What this task involves
Exactly one number should make up the answer: how many lines of the listing contain the string "kind".

= = = = = = =

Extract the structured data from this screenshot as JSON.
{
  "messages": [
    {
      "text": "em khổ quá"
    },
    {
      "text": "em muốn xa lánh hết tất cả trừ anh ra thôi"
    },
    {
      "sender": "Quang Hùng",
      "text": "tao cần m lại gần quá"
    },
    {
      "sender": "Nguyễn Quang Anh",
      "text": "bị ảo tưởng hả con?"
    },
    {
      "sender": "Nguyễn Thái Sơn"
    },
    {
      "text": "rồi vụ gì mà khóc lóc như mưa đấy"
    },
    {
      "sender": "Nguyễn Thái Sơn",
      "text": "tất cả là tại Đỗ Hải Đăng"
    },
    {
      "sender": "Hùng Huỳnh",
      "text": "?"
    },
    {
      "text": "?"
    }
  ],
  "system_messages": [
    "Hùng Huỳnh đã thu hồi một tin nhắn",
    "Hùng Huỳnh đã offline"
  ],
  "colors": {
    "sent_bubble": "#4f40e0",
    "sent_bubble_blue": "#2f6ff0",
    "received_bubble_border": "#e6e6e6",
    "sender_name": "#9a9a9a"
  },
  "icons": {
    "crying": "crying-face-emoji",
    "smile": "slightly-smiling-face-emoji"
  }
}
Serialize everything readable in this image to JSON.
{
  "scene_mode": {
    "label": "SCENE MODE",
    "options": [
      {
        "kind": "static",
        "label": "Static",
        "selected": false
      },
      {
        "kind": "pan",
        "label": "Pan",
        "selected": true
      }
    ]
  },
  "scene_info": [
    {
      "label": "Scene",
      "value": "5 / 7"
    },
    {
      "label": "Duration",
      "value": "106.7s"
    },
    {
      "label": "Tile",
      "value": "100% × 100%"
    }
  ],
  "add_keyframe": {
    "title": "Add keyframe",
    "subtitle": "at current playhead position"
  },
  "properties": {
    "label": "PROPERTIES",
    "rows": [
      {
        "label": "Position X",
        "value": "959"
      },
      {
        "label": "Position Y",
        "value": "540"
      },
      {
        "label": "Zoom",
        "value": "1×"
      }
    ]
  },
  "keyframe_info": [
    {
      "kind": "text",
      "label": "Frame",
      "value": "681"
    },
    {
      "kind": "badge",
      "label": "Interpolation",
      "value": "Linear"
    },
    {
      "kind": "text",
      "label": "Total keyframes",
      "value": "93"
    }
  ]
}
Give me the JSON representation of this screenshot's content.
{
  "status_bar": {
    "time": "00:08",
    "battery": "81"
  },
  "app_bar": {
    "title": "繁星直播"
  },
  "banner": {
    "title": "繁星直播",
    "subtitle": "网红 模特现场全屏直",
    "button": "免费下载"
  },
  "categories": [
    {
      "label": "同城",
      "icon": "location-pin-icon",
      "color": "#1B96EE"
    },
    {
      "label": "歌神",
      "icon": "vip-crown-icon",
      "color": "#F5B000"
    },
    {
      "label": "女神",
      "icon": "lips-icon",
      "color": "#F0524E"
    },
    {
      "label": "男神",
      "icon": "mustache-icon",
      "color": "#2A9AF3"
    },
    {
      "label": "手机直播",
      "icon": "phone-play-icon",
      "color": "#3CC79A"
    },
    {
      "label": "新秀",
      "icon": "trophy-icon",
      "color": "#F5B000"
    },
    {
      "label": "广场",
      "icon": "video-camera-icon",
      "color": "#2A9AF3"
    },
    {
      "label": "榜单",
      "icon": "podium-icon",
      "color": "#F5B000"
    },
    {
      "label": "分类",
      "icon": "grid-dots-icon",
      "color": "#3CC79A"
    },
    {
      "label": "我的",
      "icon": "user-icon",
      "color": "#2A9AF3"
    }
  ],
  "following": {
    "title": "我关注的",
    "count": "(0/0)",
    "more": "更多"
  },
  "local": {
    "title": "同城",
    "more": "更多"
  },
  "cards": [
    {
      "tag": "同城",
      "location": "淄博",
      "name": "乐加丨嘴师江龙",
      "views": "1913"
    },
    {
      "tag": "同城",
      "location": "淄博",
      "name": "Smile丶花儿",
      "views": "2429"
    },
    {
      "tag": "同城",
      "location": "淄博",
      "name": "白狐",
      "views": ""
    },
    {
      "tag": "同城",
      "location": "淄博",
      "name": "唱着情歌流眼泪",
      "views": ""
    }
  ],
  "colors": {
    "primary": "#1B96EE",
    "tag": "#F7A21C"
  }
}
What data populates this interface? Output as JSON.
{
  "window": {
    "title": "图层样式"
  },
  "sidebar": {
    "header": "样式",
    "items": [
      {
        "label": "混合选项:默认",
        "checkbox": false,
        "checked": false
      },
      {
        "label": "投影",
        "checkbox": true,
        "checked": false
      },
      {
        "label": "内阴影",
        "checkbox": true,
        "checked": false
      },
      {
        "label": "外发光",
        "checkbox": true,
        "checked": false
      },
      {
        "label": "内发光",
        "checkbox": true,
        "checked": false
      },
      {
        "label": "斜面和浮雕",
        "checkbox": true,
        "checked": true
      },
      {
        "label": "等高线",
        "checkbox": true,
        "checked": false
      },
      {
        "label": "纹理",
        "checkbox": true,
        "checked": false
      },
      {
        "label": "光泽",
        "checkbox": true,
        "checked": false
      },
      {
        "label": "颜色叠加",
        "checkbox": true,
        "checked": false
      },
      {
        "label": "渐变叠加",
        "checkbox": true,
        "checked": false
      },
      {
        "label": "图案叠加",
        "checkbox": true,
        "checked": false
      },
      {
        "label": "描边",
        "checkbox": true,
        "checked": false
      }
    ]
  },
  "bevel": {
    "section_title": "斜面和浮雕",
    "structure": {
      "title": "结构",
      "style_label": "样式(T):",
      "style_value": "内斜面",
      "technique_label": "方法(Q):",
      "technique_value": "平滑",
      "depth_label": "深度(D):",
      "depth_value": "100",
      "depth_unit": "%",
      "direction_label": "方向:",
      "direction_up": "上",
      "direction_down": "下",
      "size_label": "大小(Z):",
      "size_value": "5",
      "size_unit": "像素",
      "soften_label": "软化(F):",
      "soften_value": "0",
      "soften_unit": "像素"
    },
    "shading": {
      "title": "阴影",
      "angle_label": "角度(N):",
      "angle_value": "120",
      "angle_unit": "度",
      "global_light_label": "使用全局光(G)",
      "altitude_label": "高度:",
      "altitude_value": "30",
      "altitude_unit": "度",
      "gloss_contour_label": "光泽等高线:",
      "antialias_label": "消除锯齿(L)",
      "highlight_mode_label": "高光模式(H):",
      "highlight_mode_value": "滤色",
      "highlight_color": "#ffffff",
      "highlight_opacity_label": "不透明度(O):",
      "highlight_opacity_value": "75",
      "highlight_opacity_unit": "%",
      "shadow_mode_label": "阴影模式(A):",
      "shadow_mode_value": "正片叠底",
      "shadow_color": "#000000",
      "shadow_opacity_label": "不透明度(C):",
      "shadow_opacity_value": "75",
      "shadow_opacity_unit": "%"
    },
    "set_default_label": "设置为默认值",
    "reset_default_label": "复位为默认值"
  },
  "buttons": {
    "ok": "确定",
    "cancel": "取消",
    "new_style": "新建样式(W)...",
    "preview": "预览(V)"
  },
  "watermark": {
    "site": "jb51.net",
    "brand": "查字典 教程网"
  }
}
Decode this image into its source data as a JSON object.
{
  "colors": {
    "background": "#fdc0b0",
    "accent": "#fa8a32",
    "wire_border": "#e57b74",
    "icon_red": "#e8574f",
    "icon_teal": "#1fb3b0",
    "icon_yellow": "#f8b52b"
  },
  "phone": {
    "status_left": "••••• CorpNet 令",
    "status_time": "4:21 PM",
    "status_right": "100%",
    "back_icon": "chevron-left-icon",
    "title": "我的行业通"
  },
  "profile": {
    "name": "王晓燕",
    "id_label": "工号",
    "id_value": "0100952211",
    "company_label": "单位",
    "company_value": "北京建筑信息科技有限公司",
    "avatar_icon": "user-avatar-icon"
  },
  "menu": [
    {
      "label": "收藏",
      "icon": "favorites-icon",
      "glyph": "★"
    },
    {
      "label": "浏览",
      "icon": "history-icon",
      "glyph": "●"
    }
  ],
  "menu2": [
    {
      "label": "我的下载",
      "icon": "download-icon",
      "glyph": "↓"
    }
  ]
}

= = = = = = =

Solved problem
5